-------- Material to process --------

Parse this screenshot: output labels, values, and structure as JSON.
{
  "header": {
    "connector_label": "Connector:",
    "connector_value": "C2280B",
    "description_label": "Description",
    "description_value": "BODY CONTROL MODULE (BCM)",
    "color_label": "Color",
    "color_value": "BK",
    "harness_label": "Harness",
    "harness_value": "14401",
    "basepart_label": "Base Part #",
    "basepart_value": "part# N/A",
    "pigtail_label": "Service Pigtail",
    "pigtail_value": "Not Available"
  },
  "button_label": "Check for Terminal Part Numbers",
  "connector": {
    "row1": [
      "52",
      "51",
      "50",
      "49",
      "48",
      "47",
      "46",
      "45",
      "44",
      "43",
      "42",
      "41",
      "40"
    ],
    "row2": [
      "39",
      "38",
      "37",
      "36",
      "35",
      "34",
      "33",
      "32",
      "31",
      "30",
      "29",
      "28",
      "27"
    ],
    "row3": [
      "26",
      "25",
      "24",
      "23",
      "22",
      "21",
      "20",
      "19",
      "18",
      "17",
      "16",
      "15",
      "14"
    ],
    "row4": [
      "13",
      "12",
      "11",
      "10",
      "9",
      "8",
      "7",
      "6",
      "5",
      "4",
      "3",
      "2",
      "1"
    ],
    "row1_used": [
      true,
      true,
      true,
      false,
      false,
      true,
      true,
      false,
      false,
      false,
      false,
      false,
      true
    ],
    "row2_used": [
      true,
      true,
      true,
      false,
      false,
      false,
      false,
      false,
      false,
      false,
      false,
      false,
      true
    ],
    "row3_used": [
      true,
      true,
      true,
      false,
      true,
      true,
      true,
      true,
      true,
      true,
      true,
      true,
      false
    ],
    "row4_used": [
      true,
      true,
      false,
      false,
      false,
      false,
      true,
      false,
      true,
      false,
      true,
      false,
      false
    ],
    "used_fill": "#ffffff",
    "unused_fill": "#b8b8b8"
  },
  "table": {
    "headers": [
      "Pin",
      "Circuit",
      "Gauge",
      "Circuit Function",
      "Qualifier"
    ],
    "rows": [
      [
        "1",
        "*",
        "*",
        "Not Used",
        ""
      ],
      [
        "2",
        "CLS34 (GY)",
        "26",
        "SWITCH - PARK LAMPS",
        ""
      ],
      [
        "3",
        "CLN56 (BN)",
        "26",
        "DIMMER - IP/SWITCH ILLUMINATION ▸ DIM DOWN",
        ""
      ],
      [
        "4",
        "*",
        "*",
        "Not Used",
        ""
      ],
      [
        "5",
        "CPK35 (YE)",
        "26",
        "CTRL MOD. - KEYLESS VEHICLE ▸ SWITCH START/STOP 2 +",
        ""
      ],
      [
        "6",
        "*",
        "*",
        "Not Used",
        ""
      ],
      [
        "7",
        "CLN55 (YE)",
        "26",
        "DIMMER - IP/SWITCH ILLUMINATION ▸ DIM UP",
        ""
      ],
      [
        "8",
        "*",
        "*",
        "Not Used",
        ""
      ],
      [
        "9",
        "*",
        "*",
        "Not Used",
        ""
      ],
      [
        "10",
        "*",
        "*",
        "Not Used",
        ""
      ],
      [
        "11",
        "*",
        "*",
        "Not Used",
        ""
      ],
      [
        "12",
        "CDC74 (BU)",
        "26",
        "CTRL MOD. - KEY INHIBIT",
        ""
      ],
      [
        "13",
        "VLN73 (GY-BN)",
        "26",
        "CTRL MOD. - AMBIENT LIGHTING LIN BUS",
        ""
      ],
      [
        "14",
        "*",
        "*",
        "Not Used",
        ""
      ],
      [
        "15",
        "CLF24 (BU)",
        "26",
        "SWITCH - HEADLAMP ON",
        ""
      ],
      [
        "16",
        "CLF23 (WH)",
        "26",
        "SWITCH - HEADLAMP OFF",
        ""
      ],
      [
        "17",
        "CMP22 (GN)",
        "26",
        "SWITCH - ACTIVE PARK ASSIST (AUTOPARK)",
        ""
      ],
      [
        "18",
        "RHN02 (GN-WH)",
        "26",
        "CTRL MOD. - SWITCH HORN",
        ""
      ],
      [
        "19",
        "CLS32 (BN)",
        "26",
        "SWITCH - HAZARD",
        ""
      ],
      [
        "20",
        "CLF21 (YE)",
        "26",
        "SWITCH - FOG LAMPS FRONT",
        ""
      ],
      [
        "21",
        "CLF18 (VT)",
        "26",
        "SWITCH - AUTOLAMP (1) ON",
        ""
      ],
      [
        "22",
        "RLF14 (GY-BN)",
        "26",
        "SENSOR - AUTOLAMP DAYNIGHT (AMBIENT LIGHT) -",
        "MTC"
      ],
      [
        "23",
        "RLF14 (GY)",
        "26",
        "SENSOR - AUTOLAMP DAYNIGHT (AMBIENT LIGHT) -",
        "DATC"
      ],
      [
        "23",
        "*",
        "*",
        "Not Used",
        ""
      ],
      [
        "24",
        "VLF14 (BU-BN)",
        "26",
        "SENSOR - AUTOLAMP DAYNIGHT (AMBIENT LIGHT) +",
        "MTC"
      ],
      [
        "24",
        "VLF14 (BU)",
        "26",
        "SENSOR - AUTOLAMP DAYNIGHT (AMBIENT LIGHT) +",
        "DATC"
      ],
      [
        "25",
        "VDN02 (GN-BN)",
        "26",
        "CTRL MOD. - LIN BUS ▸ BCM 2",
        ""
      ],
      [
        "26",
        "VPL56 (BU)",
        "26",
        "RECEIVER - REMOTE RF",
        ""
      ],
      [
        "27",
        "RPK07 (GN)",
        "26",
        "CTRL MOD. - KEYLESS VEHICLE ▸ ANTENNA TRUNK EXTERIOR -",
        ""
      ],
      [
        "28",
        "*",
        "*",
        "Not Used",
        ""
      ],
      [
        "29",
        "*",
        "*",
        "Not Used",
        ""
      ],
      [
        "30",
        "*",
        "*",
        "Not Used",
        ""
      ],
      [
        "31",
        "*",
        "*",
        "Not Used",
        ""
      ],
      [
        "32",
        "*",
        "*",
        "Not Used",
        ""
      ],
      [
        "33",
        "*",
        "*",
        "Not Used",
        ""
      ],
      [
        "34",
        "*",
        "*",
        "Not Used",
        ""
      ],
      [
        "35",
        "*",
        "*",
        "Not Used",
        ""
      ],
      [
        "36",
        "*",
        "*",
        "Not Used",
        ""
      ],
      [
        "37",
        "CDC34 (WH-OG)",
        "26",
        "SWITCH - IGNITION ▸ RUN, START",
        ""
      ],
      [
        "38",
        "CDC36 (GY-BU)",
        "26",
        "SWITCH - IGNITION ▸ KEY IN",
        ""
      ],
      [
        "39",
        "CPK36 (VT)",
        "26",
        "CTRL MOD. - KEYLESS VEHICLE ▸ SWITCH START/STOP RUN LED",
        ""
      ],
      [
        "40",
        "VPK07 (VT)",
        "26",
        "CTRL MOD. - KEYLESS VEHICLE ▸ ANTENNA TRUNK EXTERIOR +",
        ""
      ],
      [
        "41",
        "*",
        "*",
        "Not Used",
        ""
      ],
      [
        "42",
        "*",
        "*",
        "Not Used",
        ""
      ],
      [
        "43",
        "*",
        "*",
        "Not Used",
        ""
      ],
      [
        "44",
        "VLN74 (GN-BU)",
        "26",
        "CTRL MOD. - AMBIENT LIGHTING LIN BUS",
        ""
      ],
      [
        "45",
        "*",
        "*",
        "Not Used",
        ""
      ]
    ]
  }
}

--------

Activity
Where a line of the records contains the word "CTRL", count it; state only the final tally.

Exercise solution
9